Background and objectives Increasing evidence demonstrates the benefits of regular exercise in Parkinson's disease. A patient identified absence of administrative support as a barrier to local exercise class provision and organised a pilot exercise course to overcome this. We aimed to expand this initiative and undertake a comprehensive evaluation of barriers across Devon and Cornwall, recommend further interventions of widespread applicability and assess the impact of exercise classes on patients' exercise habits.
Methods Telephone interviews were conducted with volunteer members from 79% of Parkinson's UK Devon and Cornwall branches. 72% provided exercise classes; 28% did not. The Self-efficacy for Exercise (SEE) scale was administered to participants in the pilot course on entry and repeated on course completion. Additional physical measurements involved Timed up and Go, Single Leg Stance and Sit and Reach tests.
Results Common difficulties for existing classes were transport (100%), class support volunteers (75%), patient motivation (63%) and personal concerns (50%). Inadequate administrative support was the greatest barrier (67%) for localities without classes and also affected existing classes (25%). 8 people with Parkinson's participated in the pilot course: M:F=3:5; median disease duration 7 years (1 to 17); median SEE 59 (25 to 81). SEE scores showed no improvement. All physical tests demonstrated improvement and the Sit and Reach achieved statistical significance.
Conclusions Our data informs the design of targeted local support packages: taxi transport arrangements; student physiotherapists to deliver classes; Parkinson's UK facilitated administrative support; and motivational video encouraging patient participation.
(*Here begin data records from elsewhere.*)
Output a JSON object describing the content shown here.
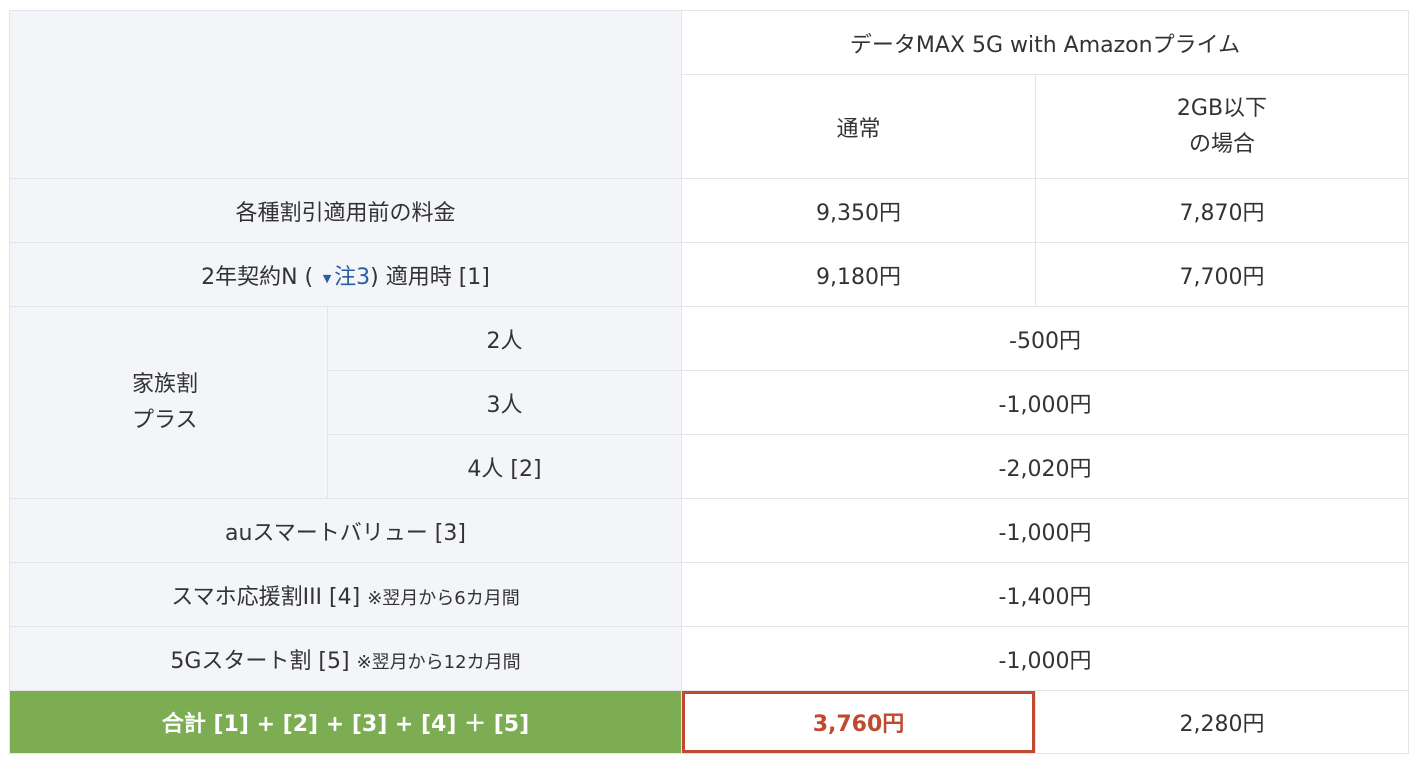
{
  "header": {
    "plan_name": "データMAX 5G with Amazonプライム",
    "col_normal": "通常",
    "col_2gb_line1": "2GB以下",
    "col_2gb_line2": "の場合"
  },
  "rows": {
    "base": {
      "label": "各種割引適用前の料金",
      "normal": "9,350円",
      "under2gb": "7,870円"
    },
    "contract": {
      "label_pre": "2年契約N (",
      "note_icon": "arrow-down-icon",
      "note_link": "注3",
      "label_post": ") 適用時 [1]",
      "normal": "9,180円",
      "under2gb": "7,700円"
    },
    "family": {
      "label_line1": "家族割",
      "label_line2": "プラス",
      "items": [
        {
          "people": "2人",
          "value": "-500円"
        },
        {
          "people": "3人",
          "value": "-1,000円"
        },
        {
          "people": "4人 [2]",
          "value": "-2,020円"
        }
      ]
    },
    "au_smart": {
      "label": "auスマートバリュー [3]",
      "value": "-1,000円"
    },
    "smartphone_support": {
      "label": "スマホ応援割III [4]",
      "note": "※翌月から6カ月間",
      "value": "-1,400円"
    },
    "start_5g": {
      "label": "5Gスタート割 [5]",
      "note": "※翌月から12カ月間",
      "value": "-1,000円"
    },
    "total": {
      "label": "合計 [1] + [2] + [3] + [4] ＋ [5]",
      "normal": "3,760円",
      "under2gb": "2,280円"
    }
  },
  "colors": {
    "highlight_border": "#c0492f",
    "total_label_bg": "#7cad53",
    "label_bg": "#f3f5f8",
    "link": "#2a5ea3"
  }
}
Facilitating comprehensive exercise class provision will not only benefit patients, but also provide an infrastructure to evaluate potential benefits of exercise.